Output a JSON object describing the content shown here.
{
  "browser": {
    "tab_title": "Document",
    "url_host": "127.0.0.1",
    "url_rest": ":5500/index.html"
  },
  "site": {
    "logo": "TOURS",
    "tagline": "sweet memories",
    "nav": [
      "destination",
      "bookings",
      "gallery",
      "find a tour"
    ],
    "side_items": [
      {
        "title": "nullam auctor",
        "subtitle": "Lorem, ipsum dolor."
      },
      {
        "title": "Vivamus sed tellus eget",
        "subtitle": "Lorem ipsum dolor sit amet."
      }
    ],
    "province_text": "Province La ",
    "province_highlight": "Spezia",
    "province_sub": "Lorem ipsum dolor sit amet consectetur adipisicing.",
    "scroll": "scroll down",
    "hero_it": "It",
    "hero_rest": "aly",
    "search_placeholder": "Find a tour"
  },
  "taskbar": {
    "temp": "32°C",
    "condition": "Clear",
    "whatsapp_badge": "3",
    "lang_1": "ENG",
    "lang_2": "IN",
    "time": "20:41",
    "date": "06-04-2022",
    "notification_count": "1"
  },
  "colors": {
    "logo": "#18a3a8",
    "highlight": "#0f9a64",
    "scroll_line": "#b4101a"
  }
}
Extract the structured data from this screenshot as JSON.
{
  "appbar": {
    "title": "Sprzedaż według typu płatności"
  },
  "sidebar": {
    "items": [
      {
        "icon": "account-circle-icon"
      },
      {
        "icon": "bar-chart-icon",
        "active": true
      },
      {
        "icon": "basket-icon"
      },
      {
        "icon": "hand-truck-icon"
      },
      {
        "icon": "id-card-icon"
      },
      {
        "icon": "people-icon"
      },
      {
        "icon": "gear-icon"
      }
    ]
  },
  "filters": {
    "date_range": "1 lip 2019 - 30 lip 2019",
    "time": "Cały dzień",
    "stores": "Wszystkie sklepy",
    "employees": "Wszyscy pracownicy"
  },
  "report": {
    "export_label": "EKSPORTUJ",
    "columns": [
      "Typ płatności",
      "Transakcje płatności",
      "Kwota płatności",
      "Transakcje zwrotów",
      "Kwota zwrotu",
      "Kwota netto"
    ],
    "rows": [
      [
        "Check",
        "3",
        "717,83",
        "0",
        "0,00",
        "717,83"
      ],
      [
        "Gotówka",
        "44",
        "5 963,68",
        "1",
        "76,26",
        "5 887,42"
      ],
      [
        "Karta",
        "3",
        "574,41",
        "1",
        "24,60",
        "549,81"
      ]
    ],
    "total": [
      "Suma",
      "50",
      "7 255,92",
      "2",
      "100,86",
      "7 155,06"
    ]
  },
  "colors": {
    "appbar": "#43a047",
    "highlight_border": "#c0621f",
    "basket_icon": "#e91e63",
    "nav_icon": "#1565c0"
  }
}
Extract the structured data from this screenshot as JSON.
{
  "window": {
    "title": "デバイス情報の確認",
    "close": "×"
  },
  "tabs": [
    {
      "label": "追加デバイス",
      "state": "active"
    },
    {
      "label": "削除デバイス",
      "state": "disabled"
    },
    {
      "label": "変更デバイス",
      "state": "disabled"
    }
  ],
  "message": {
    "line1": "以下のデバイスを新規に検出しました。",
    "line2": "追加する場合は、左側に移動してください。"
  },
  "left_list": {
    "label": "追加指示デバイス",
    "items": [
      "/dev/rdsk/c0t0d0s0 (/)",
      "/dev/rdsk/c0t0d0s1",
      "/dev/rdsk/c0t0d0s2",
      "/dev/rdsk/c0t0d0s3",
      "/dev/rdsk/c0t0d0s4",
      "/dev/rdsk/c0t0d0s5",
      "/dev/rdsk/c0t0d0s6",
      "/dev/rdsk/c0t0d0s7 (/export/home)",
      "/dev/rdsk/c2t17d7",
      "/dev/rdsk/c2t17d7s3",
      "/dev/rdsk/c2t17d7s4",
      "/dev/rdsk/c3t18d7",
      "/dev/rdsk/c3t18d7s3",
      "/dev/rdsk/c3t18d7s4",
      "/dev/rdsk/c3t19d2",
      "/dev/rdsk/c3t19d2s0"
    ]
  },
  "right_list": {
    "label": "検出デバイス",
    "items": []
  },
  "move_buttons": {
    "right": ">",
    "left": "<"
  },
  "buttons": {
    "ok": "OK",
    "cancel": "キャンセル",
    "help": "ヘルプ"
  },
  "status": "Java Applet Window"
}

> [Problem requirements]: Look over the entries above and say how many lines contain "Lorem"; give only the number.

> [Task output]: 3